What you return should be every line below, word for word, and none of the images.
** RECORDED INFORMATION follows **
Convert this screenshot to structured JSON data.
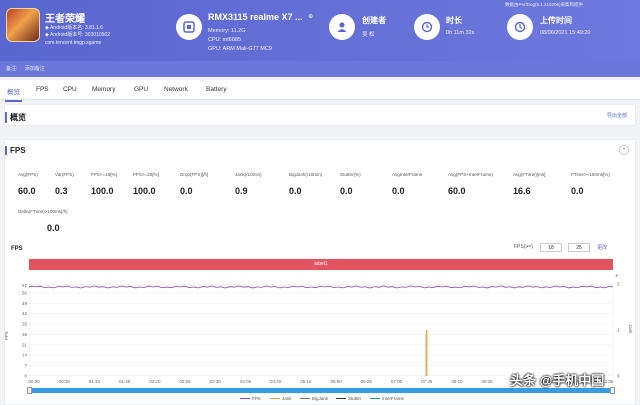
{
  "app": {
    "name": "王者荣耀",
    "android_version_label": "Android版本名:",
    "android_version_value": "3.81.1.6",
    "android_code_label": "Android版本号:",
    "android_code_value": "303010502",
    "package": "com.tencent.tmgp.sgame"
  },
  "device": {
    "title": "RMX3115 realme X7 ...",
    "memory": "Memory: 11.2G",
    "cpu": "CPU: mt6885",
    "gpu": "GPU: ARM Mali-G77 MC9"
  },
  "creator": {
    "label": "创建者",
    "value": "吴 松"
  },
  "duration": {
    "label": "时长",
    "value": "0h 11m 32s"
  },
  "upload": {
    "label": "上传时间",
    "value": "08/06/2021 15:49:20"
  },
  "version_note": "数据由PerfDog(5.1.210206)采集和提供",
  "notebar": {
    "label": "备注:",
    "value": "添加备注"
  },
  "tabs": [
    "概览",
    "FPS",
    "CPU",
    "Memory",
    "GPU",
    "Network",
    "Battery"
  ],
  "overview": {
    "title": "概览",
    "export": "导出全部"
  },
  "fps_panel": {
    "title": "FPS"
  },
  "metrics_row1": [
    {
      "label": "Avg(FPS)",
      "value": "60.0"
    },
    {
      "label": "Var(FPS)",
      "value": "0.3"
    },
    {
      "label": "FPS>=18[%]",
      "value": "100.0"
    },
    {
      "label": "FPS>=25[%]",
      "value": "100.0"
    },
    {
      "label": "Drop(FPS)[/h]",
      "value": "0.0"
    },
    {
      "label": "Jank(/10min)",
      "value": "0.9"
    },
    {
      "label": "BigJank(/10min)",
      "value": "0.0"
    },
    {
      "label": "Stutter(%)",
      "value": "0.0"
    },
    {
      "label": "AvgInterFrame",
      "value": "0.0"
    },
    {
      "label": "Avg(FPS+InterFrame)",
      "value": "60.0"
    },
    {
      "label": "Avg(FTime)[ms]",
      "value": "16.6"
    },
    {
      "label": "FTime>=100ms[%]",
      "value": "0.0"
    }
  ],
  "metrics_row2": [
    {
      "label": "Delta(FTime)>100ms[/h]",
      "value": "0.0"
    }
  ],
  "chart_header": {
    "title": "FPS",
    "range_label": "FPS(>=)",
    "range_low": "18",
    "range_high": "25",
    "apply": "更改"
  },
  "label_bar": "label1",
  "chart_data": {
    "type": "line",
    "title": "FPS",
    "ylabel": "FPS",
    "y2label": "Jank",
    "ylim": [
      0,
      62
    ],
    "y2lim": [
      0,
      2
    ],
    "yticks": [
      "61",
      "56",
      "49",
      "42",
      "35",
      "28",
      "21",
      "14",
      "7",
      "0"
    ],
    "y2ticks": [
      "2",
      "1",
      "0"
    ],
    "xticks": [
      "00:00",
      "00:35",
      "01:10",
      "01:45",
      "02:20",
      "02:55",
      "03:30",
      "04:05",
      "04:40",
      "05:15",
      "05:50",
      "06:25",
      "07:00",
      "07:35",
      "08:10",
      "08:45",
      "09:20",
      "09:55",
      "10:30",
      "11:05"
    ],
    "series": [
      {
        "name": "FPS",
        "color": "#8e44ad",
        "description_values": "steady near 60"
      },
      {
        "name": "Jank",
        "color": "#e0a030"
      },
      {
        "name": "BigJank",
        "color": "#777777"
      },
      {
        "name": "Stutter",
        "color": "#333333"
      },
      {
        "name": "InterFrame",
        "color": "#2a9d8f"
      }
    ],
    "fps_baseline": 60,
    "jank_event": {
      "time": "07:35",
      "value": 1
    }
  },
  "legend": [
    "FPS",
    "Jank",
    "BigJank",
    "Stutter",
    "InterFrame"
  ],
  "colors": {
    "accent": "#5a66cf",
    "label_bar": "#e25560",
    "fps_line": "#8e44ad",
    "jank": "#e0a030"
  },
  "watermark": "头条 @手机中国"
}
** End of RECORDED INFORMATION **
REPLY TO THE TASK:
Convert this screenshot to structured JSON data.
{
  "app": {
    "name": "王者荣耀",
    "android_version_label": "Android版本名:",
    "android_version_value": "3.81.1.6",
    "android_code_label": "Android版本号:",
    "android_code_value": "303010502",
    "package": "com.tencent.tmgp.sgame"
  },
  "device": {
    "title": "RMX3115 realme X7 ...",
    "memory": "Memory: 11.2G",
    "cpu": "CPU: mt6885",
    "gpu": "GPU: ARM Mali-G77 MC9"
  },
  "creator": {
    "label": "创建者",
    "value": "吴 松"
  },
  "duration": {
    "label": "时长",
    "value": "0h 11m 32s"
  },
  "upload": {
    "label": "上传时间",
    "value": "08/06/2021 15:49:20"
  },
  "version_note": "数据由PerfDog(5.1.210206)采集和提供",
  "notebar": {
    "label": "备注:",
    "value": "添加备注"
  },
  "tabs": [
    "概览",
    "FPS",
    "CPU",
    "Memory",
    "GPU",
    "Network",
    "Battery"
  ],
  "overview": {
    "title": "概览",
    "export": "导出全部"
  },
  "fps_panel": {
    "title": "FPS"
  },
  "metrics_row1": [
    {
      "label": "Avg(FPS)",
      "value": "60.0"
    },
    {
      "label": "Var(FPS)",
      "value": "0.3"
    },
    {
      "label": "FPS>=18[%]",
      "value": "100.0"
    },
    {
      "label": "FPS>=25[%]",
      "value": "100.0"
    },
    {
      "label": "Drop(FPS)[/h]",
      "value": "0.0"
    },
    {
      "label": "Jank(/10min)",
      "value": "0.9"
    },
    {
      "label": "BigJank(/10min)",
      "value": "0.0"
    },
    {
      "label": "Stutter(%)",
      "value": "0.0"
    },
    {
      "label": "AvgInterFrame",
      "value": "0.0"
    },
    {
      "label": "Avg(FPS+InterFrame)",
      "value": "60.0"
    },
    {
      "label": "Avg(FTime)[ms]",
      "value": "16.6"
    },
    {
      "label": "FTime>=100ms[%]",
      "value": "0.0"
    }
  ],
  "metrics_row2": [
    {
      "label": "Delta(FTime)>100ms[/h]",
      "value": "0.0"
    }
  ],
  "chart_header": {
    "title": "FPS",
    "range_label": "FPS(>=)",
    "range_low": "18",
    "range_high": "25",
    "apply": "更改"
  },
  "label_bar": "label1",
  "chart_data": {
    "type": "line",
    "title": "FPS",
    "ylabel": "FPS",
    "y2label": "Jank",
    "ylim": [
      0,
      62
    ],
    "y2lim": [
      0,
      2
    ],
    "yticks": [
      "61",
      "56",
      "49",
      "42",
      "35",
      "28",
      "21",
      "14",
      "7",
      "0"
    ],
    "y2ticks": [
      "2",
      "1",
      "0"
    ],
    "xticks": [
      "00:00",
      "00:35",
      "01:10",
      "01:45",
      "02:20",
      "02:55",
      "03:30",
      "04:05",
      "04:40",
      "05:15",
      "05:50",
      "06:25",
      "07:00",
      "07:35",
      "08:10",
      "08:45",
      "09:20",
      "09:55",
      "10:30",
      "11:05"
    ],
    "series": [
      {
        "name": "FPS",
        "color": "#8e44ad",
        "description_values": "steady near 60"
      },
      {
        "name": "Jank",
        "color": "#e0a030"
      },
      {
        "name": "BigJank",
        "color": "#777777"
      },
      {
        "name": "Stutter",
        "color": "#333333"
      },
      {
        "name": "InterFrame",
        "color": "#2a9d8f"
      }
    ],
    "fps_baseline": 60,
    "jank_event": {
      "time": "07:35",
      "value": 1
    }
  },
  "legend": [
    "FPS",
    "Jank",
    "BigJank",
    "Stutter",
    "InterFrame"
  ],
  "colors": {
    "accent": "#5a66cf",
    "label_bar": "#e25560",
    "fps_line": "#8e44ad",
    "jank": "#e0a030"
  },
  "watermark": "头条 @手机中国"
}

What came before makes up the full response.